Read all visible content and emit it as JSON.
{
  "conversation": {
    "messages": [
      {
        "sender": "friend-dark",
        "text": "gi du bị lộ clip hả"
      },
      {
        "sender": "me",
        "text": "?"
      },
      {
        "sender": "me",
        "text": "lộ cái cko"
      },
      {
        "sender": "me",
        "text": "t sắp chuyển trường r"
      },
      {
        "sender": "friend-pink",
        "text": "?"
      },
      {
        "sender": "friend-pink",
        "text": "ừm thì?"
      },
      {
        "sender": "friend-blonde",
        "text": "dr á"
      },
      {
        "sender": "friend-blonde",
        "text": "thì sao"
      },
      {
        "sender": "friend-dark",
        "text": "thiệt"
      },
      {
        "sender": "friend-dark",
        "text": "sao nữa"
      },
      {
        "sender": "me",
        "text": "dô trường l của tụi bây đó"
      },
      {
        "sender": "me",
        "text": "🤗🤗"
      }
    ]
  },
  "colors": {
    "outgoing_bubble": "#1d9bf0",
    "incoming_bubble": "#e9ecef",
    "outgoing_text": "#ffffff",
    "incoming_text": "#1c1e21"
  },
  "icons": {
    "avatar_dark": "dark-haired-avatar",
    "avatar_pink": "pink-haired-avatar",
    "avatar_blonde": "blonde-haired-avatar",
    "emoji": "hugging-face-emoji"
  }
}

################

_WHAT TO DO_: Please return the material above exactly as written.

_EXERCISE RESULT_:
Read all visible content and emit it as JSON.
{
  "conversation": {
    "messages": [
      {
        "sender": "friend-dark",
        "text": "gi du bị lộ clip hả"
      },
      {
        "sender": "me",
        "text": "?"
      },
      {
        "sender": "me",
        "text": "lộ cái cko"
      },
      {
        "sender": "me",
        "text": "t sắp chuyển trường r"
      },
      {
        "sender": "friend-pink",
        "text": "?"
      },
      {
        "sender": "friend-pink",
        "text": "ừm thì?"
      },
      {
        "sender": "friend-blonde",
        "text": "dr á"
      },
      {
        "sender": "friend-blonde",
        "text": "thì sao"
      },
      {
        "sender": "friend-dark",
        "text": "thiệt"
      },
      {
        "sender": "friend-dark",
        "text": "sao nữa"
      },
      {
        "sender": "me",
        "text": "dô trường l của tụi bây đó"
      },
      {
        "sender": "me",
        "text": "🤗🤗"
      }
    ]
  },
  "colors": {
    "outgoing_bubble": "#1d9bf0",
    "incoming_bubble": "#e9ecef",
    "outgoing_text": "#ffffff",
    "incoming_text": "#1c1e21"
  },
  "icons": {
    "avatar_dark": "dark-haired-avatar",
    "avatar_pink": "pink-haired-avatar",
    "avatar_blonde": "blonde-haired-avatar",
    "emoji": "hugging-face-emoji"
  }
}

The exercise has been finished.